The following information must be contained in the written statement:
- The names of the employers and the employee;
- The date when employment began (and if different, the start of the period of continuos employment);
- Wages or salary and the intervals at which they are paid;
- Hours of work;
- Holiday entitlement;
- Entitlement to sick leave and pay;
- Pension arrangements;
- Entitlement to notice periods – employer and employee – for termination of employment;
- Job title or brief description of job;
- Where not permanent, the period for which employment is expected to continue or, if a fixed-term contract, the end date;
- Place of work, or indication of this and employer’s address if an employee is required or allowed to work at more than one location; and
- The existence of any collective agreements that directly affect the employee’s terms and conditions.
State pensions and discipline
In addition, the written statement must include a note:
- Stating whether the employee is contracted-out of the State Earnings Related Pension Scheme (SERPS) for that employment; and
- Giving details of disciplinary rules, and the procedures by which employees can raised a grievance about employment. Employers with fewer than 20 employers need give only the name (or job title) of the person the employee should contact if dissatisfied with any disciplinary action taken, or to raise a grievance.
Where an employee is normally employed within the UK but sent to work abroad for longer than a month, the employer must provide a written statement of:
- The period of overseas employment;
- The currency in which the employee will be paid;
- Any additional pay or benefits (such as a location allowance); and
- Provisions relating to the employee’s return to the UK.
Reference to documents
Generally, the specified information must be contained in the written statement itself. In limited circumstances, the statement can, however, refer the employee to other documents for details of:
- Sick leave and pay;
- Pensions and pension schemes; and
- Disciplinary rules.
The documents to which the employee is referred must be easily accessible to the employee. Similarly, for details of notice periods, the employee can be referred to the law or an easily accessible collective agreement.
Changes to particulars
Employees must be given notification about any changes that are made to written particulars as soon as possible and no later than one month after they are made. Notification must be in writing but need not be by personalised letter: it is sufficient, for example, to give each employee a photocopy of a notice detailing the change.

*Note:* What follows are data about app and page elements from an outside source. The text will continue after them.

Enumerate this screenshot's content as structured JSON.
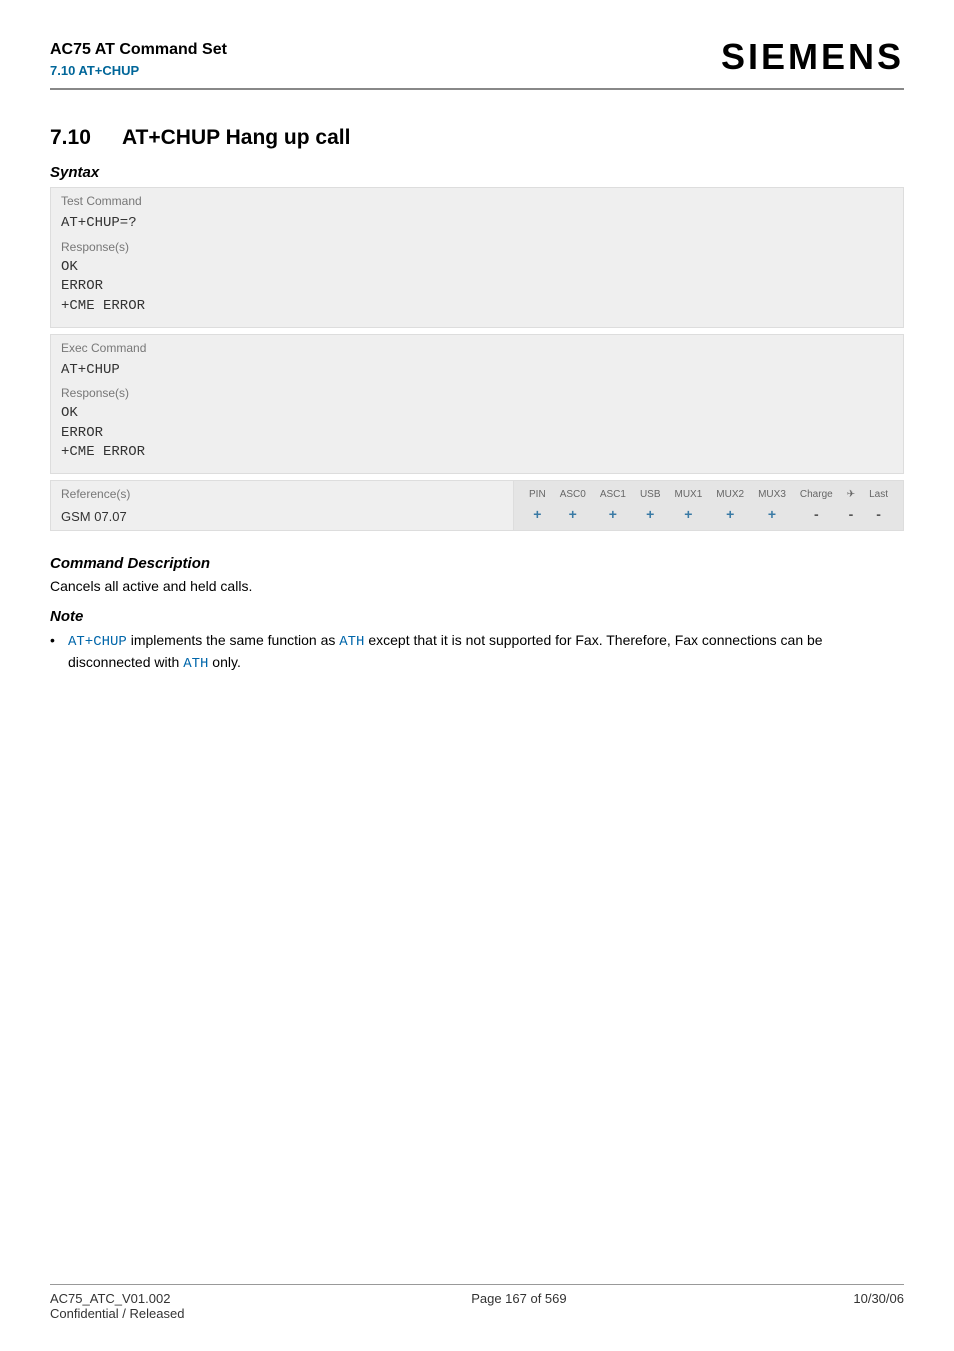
{
  "header": {
    "doc_title": "AC75 AT Command Set",
    "section_ref": "7.10 AT+CHUP",
    "brand": "SIEMENS"
  },
  "section": {
    "number": "7.10",
    "title": "AT+CHUP   Hang up call"
  },
  "syntax": {
    "heading": "Syntax",
    "test_cmd": {
      "label": "Test Command",
      "cmd": "AT+CHUP=?",
      "responses_label": "Response(s)",
      "lines": [
        "OK",
        "ERROR",
        "+CME ERROR"
      ]
    },
    "exec_cmd": {
      "label": "Exec Command",
      "cmd": "AT+CHUP",
      "responses_label": "Response(s)",
      "lines": [
        "OK",
        "ERROR",
        "+CME ERROR"
      ]
    }
  },
  "reference": {
    "label": "Reference(s)",
    "value": "GSM 07.07",
    "cols": [
      "PIN",
      "ASC0",
      "ASC1",
      "USB",
      "MUX1",
      "MUX2",
      "MUX3",
      "Charge",
      "✈",
      "Last"
    ],
    "vals": [
      "+",
      "+",
      "+",
      "+",
      "+",
      "+",
      "+",
      "-",
      "-",
      "-"
    ]
  },
  "cmd_desc": {
    "heading": "Command Description",
    "body": "Cancels all active and held calls."
  },
  "note": {
    "heading": "Note",
    "link1": "AT+CHUP",
    "text1": " implements the same function as ",
    "link2": "ATH",
    "text2": " except that it is not supported for Fax. Therefore, Fax connections can be disconnected with ",
    "link3": "ATH",
    "text3": " only."
  },
  "footer": {
    "left1": "AC75_ATC_V01.002",
    "left2": "Confidential / Released",
    "center": "Page 167 of 569",
    "right": "10/30/06"
  }
}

In most cases the change must be set out explicitly in the written notice. In the case of sick leave and pay, pensions, and disciplinary rules, however, the notice may refer to other documents, provided these are easily accessible. Similarly, employees may be referred to the law or a collective agreement when changes are made to notice periods.
Change of employer
In normally circumstances, where there is a change of employer, employees must be given a new and full written statement of particulars within two months of the change.
However, if only the name of the employer changes – without any change in the identity of the employer – or if the identify changes but the employee’s continuity of employment is maintained (for example, in transfer of undertakings) a new statement is not required. In these cases employees must still be given written notification of the change.
Complaints and questions
Employees who think that they have not been given a written statement of particulars, or notification of changes, may refer the matter to an employment tribunal. Ex-employees can take the same course of action up to three months after the end of their employment.
If a question arises about the accuracy or sufficiency of the particulars, either the employee or the employer may refer the question to an employment tribunal.
It is unlawful to dismiss an employee who tries to enforce an entitlement, which the employee thinks he or she has, to written particulars. An employee sacked for this reason may make a complaint of unfair dismissal to an industrial tribunal, regardless of length of service.